-- ACTIVITY --
Show every line from the data below that includes "JSON".

==================================================

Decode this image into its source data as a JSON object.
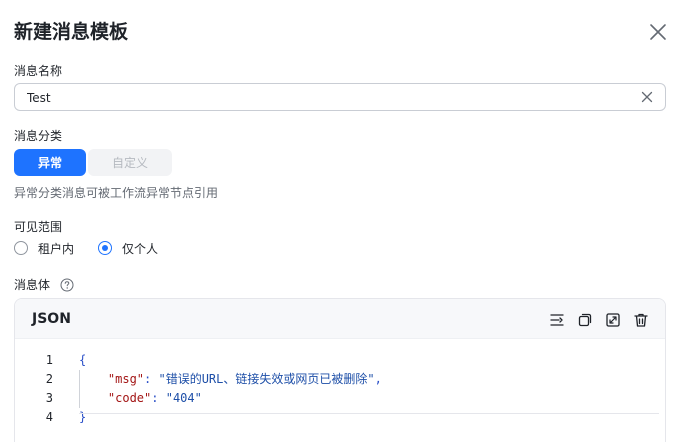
{
  "dialog": {
    "title": "新建消息模板"
  },
  "name_field": {
    "label": "消息名称",
    "value": "Test"
  },
  "category": {
    "label": "消息分类",
    "options": [
      "异常",
      "自定义"
    ],
    "selected": "异常",
    "hint": "异常分类消息可被工作流异常节点引用"
  },
  "visibility": {
    "label": "可见范围",
    "options": [
      "租户内",
      "仅个人"
    ],
    "selected": "仅个人"
  },
  "body": {
    "label": "消息体",
    "editor_lang": "JSON",
    "toolbar_icons": [
      "format-icon",
      "copy-icon",
      "fullscreen-icon",
      "delete-icon"
    ],
    "line_numbers": [
      "1",
      "2",
      "3",
      "4"
    ],
    "code": {
      "open_brace": "{",
      "line2_key": "\"msg\"",
      "line2_value": "\"错误的URL、链接失效或网页已被删除\"",
      "line3_key": "\"code\"",
      "line3_value": "\"404\"",
      "close_brace": "}"
    }
  },
  "colors": {
    "accent": "#1e73ff",
    "text": "#1f2329",
    "muted": "#646a73"
  }
}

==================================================

-- SOLVED PROBLEM --
Decode this image into its source data as a JSON object.
    "editor_lang": "JSON",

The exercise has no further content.